| WHAT THE EXERCISE ASKS |
Work through the records below and tally every line containing "Assign". Reply with the total alone.

(TASK MATERIAL Opens)

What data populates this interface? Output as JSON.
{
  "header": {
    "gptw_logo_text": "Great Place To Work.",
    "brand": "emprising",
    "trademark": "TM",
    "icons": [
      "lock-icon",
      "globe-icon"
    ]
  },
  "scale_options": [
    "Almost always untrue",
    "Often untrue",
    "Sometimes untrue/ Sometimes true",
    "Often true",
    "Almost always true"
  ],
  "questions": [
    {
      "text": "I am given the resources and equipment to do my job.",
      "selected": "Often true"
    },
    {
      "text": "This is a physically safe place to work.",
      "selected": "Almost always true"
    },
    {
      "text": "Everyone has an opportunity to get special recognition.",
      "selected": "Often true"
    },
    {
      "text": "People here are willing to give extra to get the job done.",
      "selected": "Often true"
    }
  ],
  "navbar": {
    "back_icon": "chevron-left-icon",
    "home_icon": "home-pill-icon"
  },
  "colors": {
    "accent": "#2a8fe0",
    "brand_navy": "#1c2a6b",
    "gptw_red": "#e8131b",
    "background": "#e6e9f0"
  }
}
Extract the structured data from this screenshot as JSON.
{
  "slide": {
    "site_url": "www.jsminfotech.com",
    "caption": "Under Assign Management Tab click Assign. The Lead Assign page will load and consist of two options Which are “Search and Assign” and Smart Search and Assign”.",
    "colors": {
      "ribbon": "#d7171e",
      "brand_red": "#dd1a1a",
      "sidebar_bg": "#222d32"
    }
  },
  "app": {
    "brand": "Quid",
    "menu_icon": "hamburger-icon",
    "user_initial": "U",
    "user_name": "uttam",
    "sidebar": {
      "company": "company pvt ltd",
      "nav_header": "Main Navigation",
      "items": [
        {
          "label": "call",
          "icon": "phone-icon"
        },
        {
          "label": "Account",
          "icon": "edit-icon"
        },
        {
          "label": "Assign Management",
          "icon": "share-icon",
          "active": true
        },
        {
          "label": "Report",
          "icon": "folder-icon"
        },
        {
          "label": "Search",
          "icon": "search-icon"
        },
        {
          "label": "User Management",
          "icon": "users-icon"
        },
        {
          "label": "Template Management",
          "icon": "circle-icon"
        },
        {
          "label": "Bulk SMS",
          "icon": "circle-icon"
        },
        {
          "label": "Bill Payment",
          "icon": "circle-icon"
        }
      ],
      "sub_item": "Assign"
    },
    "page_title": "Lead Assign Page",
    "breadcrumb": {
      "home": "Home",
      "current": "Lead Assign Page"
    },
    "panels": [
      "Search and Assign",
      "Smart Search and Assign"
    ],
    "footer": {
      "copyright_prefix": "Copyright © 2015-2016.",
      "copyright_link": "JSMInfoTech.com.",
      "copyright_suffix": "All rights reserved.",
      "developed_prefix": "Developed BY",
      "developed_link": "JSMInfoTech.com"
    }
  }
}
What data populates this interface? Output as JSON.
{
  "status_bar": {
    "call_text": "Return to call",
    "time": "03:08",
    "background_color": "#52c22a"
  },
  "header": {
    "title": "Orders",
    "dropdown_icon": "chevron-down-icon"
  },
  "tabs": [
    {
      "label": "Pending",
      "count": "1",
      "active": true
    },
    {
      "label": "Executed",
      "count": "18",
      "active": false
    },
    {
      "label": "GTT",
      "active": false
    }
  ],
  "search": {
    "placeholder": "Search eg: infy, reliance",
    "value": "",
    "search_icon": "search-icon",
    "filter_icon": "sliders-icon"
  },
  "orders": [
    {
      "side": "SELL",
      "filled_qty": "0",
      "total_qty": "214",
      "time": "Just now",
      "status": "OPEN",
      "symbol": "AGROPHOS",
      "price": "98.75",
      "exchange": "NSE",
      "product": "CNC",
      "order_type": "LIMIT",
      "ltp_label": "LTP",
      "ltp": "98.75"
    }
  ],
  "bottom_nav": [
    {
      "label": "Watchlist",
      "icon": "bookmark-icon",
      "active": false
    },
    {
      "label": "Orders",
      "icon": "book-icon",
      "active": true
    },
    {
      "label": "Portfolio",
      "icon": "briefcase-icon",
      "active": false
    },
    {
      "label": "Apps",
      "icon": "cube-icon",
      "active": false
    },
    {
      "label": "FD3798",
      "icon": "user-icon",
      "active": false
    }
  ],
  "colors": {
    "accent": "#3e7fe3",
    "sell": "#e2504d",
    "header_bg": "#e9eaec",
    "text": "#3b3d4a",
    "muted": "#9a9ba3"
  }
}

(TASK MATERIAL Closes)

| SOLUTION TO THE EXERCISE |
7